* [ACTION ITEM]
Copy every line of the listing that holds the string "Disk".
##### ENTRIES SUPPLIED #####
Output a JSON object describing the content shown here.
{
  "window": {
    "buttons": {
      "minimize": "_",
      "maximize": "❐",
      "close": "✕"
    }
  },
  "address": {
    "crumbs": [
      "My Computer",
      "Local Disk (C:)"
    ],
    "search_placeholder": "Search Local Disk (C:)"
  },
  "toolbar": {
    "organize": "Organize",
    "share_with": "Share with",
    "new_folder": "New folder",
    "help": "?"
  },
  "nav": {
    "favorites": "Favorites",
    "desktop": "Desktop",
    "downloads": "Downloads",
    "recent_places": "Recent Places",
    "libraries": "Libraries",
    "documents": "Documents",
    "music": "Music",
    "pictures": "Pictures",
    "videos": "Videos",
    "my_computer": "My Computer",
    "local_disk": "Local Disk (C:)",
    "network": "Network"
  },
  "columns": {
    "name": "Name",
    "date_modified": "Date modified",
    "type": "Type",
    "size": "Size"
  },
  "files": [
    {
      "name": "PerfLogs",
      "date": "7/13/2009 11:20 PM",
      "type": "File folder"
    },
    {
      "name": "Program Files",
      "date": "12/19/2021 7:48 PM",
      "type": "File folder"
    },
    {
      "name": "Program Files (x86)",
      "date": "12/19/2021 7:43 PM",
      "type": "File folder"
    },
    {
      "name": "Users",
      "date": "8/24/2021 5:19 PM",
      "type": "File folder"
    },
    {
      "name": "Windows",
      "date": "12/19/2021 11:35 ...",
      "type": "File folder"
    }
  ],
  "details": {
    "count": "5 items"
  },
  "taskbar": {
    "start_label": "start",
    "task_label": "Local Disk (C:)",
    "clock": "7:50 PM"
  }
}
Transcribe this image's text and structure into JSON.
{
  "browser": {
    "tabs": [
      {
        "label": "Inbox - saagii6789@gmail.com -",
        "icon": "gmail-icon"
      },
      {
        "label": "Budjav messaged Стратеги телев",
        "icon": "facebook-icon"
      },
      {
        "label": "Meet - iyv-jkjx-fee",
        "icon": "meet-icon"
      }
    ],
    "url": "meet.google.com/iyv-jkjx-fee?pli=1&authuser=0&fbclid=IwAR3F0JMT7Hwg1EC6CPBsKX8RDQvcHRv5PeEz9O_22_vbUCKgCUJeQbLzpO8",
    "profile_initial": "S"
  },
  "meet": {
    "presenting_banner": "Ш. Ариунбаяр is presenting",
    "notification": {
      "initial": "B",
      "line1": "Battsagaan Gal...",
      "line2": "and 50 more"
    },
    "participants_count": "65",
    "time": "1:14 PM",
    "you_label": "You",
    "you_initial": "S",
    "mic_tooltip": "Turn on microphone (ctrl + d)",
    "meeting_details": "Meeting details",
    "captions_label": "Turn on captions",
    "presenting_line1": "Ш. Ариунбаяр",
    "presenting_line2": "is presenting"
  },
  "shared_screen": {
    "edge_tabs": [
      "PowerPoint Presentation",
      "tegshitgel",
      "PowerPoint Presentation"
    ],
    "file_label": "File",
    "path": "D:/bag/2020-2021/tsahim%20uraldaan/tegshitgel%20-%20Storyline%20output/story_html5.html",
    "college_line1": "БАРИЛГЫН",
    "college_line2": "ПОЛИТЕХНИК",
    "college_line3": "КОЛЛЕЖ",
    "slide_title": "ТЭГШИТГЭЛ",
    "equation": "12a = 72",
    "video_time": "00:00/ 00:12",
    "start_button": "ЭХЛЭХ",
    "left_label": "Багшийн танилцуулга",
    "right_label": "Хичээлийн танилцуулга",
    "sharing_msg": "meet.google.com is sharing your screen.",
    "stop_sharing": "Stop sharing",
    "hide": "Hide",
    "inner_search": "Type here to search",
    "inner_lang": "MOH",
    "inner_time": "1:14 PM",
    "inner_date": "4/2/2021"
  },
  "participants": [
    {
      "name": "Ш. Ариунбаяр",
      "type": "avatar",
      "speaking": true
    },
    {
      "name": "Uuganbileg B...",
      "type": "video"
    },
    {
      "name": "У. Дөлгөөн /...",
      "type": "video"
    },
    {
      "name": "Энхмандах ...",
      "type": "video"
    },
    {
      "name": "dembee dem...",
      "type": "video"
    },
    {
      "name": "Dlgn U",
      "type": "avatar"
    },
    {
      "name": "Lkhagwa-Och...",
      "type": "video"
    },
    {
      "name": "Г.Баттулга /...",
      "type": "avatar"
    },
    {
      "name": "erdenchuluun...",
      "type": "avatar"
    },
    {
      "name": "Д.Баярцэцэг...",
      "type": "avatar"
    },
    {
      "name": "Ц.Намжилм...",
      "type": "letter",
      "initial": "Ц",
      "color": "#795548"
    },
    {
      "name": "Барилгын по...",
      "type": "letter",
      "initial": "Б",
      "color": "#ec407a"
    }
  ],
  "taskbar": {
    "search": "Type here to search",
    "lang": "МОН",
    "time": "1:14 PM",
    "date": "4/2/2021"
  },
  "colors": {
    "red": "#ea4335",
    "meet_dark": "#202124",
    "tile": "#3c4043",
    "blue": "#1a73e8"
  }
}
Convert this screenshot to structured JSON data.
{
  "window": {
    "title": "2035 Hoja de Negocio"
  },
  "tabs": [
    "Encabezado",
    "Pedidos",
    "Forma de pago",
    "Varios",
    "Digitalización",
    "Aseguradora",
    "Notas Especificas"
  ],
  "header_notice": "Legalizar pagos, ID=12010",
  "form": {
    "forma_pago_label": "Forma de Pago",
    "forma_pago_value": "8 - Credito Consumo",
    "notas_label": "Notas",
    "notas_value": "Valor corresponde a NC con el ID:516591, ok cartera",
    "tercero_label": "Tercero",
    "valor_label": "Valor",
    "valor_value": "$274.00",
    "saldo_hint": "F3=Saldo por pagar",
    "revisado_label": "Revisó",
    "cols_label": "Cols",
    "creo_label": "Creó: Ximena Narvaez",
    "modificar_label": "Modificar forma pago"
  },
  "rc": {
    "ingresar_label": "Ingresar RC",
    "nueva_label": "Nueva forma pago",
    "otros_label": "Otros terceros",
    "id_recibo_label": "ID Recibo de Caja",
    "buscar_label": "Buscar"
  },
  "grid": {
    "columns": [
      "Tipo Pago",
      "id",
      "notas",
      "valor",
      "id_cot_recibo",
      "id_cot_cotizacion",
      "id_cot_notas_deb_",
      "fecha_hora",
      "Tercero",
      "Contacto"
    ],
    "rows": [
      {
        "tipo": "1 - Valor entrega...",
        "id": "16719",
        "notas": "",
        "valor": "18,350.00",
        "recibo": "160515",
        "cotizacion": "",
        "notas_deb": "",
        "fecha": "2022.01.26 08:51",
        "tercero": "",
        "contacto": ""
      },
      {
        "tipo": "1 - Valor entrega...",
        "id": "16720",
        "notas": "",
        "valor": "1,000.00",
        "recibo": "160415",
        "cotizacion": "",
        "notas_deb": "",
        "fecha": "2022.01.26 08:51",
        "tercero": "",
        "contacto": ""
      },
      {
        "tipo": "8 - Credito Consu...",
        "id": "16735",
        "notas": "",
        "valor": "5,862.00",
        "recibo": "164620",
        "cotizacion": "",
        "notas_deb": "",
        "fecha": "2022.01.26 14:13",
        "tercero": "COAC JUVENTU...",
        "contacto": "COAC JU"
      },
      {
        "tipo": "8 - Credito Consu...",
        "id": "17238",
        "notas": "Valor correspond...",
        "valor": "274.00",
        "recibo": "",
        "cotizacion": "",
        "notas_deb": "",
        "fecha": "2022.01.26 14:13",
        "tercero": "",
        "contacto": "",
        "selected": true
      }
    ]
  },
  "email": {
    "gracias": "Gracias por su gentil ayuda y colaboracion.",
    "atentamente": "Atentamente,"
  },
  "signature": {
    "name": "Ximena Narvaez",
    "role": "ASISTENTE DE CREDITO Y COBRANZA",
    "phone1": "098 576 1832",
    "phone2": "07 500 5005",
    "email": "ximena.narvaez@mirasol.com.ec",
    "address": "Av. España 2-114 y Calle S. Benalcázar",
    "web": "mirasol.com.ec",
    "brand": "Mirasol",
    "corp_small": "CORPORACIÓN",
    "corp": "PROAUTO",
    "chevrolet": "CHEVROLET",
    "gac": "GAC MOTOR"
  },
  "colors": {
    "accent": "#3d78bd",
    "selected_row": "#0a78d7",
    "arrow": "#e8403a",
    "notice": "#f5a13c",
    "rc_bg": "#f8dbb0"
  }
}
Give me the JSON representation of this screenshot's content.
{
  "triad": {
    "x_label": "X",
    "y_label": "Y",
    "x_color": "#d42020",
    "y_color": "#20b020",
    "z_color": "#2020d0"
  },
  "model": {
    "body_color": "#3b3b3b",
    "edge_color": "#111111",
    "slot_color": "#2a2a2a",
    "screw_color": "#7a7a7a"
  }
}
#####
* [RESPONSE TO THIS TASK]
      "Local Disk (C:)"
    "search_placeholder": "Search Local Disk (C:)"
    "local_disk": "Local Disk (C:)",
    "task_label": "Local Disk (C:)",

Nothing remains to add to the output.